• _Records shown_
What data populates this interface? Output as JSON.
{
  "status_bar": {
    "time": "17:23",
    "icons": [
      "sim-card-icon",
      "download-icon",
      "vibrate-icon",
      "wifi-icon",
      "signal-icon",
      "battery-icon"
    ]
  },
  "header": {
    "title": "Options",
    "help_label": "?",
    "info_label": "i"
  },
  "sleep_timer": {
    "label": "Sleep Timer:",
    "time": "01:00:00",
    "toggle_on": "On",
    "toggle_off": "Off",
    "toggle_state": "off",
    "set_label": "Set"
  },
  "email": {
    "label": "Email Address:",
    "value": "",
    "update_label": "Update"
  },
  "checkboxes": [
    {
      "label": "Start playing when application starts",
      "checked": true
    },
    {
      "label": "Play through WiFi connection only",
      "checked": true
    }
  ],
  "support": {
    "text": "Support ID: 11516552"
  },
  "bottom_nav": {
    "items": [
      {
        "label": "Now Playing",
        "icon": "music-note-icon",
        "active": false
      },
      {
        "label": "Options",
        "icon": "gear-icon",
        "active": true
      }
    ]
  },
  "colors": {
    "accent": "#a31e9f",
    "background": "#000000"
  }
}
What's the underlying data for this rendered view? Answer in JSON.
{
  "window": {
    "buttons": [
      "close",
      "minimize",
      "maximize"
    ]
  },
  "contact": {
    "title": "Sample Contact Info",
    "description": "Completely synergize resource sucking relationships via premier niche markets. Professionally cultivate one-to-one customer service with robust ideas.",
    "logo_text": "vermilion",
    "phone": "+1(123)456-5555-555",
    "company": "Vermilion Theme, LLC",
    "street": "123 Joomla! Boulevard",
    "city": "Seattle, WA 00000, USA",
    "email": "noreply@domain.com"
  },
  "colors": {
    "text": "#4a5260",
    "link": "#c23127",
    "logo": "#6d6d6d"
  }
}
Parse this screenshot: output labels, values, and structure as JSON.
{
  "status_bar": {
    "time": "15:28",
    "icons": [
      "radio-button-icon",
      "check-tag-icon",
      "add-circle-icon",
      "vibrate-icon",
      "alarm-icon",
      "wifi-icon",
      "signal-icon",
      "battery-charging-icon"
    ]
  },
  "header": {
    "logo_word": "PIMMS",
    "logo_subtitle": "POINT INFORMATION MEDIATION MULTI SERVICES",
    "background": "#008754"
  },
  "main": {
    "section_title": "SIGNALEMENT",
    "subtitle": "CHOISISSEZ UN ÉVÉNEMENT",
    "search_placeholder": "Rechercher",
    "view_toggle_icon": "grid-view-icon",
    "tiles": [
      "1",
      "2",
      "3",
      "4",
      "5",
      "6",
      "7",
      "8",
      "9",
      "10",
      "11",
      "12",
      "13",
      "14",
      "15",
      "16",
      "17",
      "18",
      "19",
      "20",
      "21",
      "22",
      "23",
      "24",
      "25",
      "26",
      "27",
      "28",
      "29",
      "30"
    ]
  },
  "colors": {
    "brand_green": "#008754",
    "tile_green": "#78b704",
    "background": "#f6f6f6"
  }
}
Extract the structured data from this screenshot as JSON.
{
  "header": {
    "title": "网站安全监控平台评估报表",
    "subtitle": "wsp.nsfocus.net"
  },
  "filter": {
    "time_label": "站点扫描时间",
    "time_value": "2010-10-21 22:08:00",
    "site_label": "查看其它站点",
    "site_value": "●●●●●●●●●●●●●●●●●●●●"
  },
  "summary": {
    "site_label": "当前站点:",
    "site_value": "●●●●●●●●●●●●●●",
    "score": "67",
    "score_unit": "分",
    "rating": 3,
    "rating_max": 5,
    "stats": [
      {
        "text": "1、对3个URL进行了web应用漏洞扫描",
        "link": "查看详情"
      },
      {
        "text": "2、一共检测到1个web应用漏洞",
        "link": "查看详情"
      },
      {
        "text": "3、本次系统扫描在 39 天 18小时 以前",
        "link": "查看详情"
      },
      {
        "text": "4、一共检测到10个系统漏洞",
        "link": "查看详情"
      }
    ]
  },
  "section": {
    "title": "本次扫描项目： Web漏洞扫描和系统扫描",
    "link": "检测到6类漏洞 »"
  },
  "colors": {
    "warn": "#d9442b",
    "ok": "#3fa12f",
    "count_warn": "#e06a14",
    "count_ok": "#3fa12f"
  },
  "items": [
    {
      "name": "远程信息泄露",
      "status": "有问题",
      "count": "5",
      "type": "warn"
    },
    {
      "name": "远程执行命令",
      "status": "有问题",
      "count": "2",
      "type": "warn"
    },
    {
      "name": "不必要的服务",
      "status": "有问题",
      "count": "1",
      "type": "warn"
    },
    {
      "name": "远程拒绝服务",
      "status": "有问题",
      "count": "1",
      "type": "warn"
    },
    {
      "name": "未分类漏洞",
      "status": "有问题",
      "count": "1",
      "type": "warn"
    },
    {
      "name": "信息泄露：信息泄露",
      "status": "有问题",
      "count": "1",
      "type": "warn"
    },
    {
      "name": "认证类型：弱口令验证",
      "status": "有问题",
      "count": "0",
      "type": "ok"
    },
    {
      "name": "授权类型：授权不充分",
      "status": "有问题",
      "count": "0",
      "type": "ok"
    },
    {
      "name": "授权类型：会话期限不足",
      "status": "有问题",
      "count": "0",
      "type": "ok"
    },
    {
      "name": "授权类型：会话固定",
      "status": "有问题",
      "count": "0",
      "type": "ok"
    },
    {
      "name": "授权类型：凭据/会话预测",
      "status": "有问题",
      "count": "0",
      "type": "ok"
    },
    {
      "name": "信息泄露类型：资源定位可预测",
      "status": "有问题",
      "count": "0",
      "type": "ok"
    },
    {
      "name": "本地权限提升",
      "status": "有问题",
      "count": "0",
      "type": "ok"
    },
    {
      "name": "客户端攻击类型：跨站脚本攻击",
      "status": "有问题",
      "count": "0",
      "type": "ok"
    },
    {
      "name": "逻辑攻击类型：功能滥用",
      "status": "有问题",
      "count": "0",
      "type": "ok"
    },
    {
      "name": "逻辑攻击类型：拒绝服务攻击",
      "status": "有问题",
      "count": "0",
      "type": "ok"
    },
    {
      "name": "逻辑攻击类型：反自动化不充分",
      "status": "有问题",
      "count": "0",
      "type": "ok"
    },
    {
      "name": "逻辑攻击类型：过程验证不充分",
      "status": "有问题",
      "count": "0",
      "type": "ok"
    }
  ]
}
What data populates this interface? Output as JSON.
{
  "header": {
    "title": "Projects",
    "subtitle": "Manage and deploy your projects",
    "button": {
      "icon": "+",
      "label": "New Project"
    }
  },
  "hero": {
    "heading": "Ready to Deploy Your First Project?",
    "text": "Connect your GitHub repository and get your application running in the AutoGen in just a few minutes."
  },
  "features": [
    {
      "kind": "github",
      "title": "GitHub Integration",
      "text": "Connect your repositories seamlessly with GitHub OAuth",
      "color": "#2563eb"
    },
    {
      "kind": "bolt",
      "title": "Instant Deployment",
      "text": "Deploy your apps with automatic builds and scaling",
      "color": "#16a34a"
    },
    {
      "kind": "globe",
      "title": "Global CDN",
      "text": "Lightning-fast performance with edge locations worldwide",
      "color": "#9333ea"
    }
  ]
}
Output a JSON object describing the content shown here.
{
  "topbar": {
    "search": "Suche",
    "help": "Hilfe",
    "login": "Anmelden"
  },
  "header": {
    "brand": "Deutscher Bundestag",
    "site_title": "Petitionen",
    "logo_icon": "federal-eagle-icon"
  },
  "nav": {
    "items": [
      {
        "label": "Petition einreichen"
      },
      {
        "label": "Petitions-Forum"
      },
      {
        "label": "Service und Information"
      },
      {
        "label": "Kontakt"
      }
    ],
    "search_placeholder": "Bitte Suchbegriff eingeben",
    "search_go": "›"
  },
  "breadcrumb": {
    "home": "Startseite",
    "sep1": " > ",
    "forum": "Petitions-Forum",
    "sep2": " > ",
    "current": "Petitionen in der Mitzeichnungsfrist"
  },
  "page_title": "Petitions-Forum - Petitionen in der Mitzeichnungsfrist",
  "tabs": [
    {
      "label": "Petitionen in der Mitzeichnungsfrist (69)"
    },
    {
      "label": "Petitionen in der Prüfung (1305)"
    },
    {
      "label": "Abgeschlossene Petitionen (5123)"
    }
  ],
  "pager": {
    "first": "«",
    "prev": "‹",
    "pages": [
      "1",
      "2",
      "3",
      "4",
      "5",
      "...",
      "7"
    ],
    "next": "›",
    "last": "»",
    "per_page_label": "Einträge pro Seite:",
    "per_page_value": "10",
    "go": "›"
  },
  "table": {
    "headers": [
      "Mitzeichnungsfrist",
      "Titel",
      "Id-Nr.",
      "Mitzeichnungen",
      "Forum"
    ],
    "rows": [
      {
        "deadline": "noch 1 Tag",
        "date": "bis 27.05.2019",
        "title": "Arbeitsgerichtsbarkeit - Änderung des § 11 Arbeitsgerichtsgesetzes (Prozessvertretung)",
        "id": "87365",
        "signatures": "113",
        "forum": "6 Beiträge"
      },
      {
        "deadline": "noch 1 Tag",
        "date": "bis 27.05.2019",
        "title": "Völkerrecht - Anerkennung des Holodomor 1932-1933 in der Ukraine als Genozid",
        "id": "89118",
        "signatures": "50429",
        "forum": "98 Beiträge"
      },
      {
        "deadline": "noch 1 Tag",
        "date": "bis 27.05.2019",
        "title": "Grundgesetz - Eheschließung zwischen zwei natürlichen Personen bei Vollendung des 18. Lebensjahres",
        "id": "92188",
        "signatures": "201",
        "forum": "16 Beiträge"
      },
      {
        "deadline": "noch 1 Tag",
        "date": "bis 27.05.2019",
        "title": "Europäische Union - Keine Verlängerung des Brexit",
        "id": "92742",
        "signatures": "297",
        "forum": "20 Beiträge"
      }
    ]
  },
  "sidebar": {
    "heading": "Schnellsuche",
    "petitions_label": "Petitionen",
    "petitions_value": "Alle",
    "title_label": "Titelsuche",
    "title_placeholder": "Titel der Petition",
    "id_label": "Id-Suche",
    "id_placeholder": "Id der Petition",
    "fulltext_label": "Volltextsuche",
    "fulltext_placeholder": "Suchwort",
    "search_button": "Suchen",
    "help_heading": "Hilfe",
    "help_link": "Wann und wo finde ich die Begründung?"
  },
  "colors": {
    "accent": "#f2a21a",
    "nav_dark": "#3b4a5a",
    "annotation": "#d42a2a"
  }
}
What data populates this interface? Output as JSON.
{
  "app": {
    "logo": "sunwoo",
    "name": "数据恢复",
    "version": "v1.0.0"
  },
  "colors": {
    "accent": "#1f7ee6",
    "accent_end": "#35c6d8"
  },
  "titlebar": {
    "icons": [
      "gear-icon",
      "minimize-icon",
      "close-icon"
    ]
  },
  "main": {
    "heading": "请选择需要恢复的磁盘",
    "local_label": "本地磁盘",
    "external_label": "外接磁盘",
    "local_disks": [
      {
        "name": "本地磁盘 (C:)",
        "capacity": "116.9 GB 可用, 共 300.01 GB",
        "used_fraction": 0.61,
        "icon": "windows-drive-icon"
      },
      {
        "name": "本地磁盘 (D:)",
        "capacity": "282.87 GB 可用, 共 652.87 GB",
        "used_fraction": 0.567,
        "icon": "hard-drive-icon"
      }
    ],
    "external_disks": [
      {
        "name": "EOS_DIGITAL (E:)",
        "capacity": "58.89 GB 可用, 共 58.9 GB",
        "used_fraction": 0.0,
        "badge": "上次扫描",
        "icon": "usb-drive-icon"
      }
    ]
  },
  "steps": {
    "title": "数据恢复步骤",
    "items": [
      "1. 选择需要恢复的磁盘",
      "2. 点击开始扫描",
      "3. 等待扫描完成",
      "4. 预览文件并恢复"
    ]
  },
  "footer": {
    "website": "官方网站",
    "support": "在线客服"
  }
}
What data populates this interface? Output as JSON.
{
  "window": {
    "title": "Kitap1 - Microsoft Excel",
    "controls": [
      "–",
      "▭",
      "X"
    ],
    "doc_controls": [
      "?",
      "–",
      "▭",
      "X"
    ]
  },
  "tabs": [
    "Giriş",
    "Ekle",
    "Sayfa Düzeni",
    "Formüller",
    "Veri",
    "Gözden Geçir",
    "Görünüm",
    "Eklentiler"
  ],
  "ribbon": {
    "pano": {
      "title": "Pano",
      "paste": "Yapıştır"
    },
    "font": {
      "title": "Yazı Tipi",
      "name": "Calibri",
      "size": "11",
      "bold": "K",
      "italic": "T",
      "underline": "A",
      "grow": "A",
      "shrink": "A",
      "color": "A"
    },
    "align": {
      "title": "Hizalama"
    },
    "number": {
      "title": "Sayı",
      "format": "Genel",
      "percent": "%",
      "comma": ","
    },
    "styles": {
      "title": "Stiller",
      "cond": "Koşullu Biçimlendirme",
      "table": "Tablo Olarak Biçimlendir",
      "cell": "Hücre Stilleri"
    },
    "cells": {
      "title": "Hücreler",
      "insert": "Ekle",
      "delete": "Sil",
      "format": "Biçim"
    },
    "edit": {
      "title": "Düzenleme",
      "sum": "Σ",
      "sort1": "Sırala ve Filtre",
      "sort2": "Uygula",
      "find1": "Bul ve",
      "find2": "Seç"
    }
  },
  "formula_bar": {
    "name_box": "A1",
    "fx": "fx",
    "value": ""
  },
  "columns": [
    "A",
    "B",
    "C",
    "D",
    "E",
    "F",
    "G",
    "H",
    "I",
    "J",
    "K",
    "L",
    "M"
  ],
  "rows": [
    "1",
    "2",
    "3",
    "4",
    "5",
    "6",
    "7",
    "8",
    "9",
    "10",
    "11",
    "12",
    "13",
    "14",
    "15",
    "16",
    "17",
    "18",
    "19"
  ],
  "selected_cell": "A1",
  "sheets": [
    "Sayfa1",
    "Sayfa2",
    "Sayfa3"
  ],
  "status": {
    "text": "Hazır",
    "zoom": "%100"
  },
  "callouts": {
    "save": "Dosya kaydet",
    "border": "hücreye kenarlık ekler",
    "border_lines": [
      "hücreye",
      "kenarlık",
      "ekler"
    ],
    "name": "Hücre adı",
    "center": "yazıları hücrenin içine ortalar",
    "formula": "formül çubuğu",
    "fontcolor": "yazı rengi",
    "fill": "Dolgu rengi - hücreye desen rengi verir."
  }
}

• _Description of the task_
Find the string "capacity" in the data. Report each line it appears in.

• _Response area_
        "capacity": "116.9 GB 可用, 共 300.01 GB",
        "capacity": "282.87 GB 可用, 共 652.87 GB",
        "capacity": "58.89 GB 可用, 共 58.9 GB",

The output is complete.